Blues Dancing and Its African American Roots

  • Duration:Temporary
  • Location:Laubin Gallery of American Indian Cultures

(date) 3/6/2020–5/31/2022

“Blues dance” is a new name encompassing a family of social and popular dance practices of everyday people within African American communities in the US. It was and is done to blues music from gospel, to jazz, acoustic Delta blues, electric Chicago Blues and more. Like other branches of African American vernacular dance such as Chicago Steppin’, Hip Hop, and Lindy Hop, the roots of Blues dance evolved out of African and African American dance traditions. Since the 1990s blues dance has become popular in mainstream communities around the world.

Come explore Blues Dance and African American vernacular dance as it evolved and is practiced today in our local community. Included in the exhibit are artworks by contemporary artists, archival photographs, and video interviews with local African American community members and University alumni sharing personal stories of dance and music.

collage: early-1940's african american dancers and modern-day casual dancers

Additional Resources

Exhibit Text

We are making the full text of the exhibit available here, in large print PDF (1.8 MB).

Download Large-Print Exhibit Text (PDF)

Audio Playlists

Listen to an exhibit-inspired playlist:

Characteristics of Blues Dance

Jennifer White is a committee member who has helped to create and develop the Blues Dance and its African American Roots exhibit.
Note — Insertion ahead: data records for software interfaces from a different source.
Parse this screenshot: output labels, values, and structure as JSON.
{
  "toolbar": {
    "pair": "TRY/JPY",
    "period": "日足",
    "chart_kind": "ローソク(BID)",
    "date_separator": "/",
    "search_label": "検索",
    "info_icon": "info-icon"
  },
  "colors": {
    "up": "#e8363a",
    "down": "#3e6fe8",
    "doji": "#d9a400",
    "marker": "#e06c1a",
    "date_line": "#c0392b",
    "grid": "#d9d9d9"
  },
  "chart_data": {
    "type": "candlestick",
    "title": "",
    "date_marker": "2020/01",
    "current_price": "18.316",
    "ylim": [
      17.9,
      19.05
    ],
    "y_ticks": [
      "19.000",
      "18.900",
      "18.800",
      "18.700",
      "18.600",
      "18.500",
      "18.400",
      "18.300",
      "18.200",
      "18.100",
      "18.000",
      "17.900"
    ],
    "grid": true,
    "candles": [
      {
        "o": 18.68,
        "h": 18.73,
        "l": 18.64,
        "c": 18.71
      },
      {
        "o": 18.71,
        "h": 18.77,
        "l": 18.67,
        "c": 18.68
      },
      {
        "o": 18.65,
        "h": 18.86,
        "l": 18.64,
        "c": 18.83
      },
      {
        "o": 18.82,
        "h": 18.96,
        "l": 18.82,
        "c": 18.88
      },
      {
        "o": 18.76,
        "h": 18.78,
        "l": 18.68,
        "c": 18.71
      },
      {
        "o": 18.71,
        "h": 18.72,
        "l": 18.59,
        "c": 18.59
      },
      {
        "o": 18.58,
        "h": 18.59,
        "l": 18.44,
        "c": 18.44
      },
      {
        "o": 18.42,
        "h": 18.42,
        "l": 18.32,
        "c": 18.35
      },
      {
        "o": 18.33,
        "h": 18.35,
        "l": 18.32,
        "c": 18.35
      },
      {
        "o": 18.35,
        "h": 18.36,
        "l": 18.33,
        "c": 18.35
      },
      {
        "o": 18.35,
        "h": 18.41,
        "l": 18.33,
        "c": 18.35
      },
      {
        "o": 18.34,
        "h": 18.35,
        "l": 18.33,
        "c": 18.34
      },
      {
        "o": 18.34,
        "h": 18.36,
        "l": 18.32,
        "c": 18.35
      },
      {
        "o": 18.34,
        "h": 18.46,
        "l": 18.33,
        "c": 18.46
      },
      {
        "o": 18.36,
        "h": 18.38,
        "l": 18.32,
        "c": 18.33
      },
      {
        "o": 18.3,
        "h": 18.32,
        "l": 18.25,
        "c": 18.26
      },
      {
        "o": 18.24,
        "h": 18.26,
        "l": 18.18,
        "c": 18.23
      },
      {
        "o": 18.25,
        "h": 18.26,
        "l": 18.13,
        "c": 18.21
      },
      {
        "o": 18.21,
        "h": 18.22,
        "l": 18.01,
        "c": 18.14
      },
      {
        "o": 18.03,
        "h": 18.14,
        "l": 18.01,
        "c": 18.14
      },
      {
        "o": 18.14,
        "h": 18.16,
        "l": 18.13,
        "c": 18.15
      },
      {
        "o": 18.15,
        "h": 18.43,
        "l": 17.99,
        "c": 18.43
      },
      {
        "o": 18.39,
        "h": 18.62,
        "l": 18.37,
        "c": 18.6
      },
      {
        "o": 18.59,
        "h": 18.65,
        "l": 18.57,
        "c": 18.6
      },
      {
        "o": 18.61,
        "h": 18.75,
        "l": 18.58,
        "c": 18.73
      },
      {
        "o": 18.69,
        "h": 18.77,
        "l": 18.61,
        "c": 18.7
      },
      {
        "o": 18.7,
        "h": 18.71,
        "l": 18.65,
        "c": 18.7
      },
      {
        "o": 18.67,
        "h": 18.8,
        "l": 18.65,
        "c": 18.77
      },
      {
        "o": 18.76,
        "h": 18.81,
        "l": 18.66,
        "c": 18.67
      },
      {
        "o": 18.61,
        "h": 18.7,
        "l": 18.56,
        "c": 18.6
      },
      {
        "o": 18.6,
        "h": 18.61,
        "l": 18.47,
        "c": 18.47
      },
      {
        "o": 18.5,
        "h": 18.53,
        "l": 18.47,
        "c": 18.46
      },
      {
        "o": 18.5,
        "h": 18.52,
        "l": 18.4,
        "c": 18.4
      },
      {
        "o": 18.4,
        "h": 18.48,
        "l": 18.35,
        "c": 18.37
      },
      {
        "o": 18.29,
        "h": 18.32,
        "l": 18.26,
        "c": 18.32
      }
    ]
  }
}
She has created the following videos demonstrating a few different choreographic elements that are commonly seen in Blues.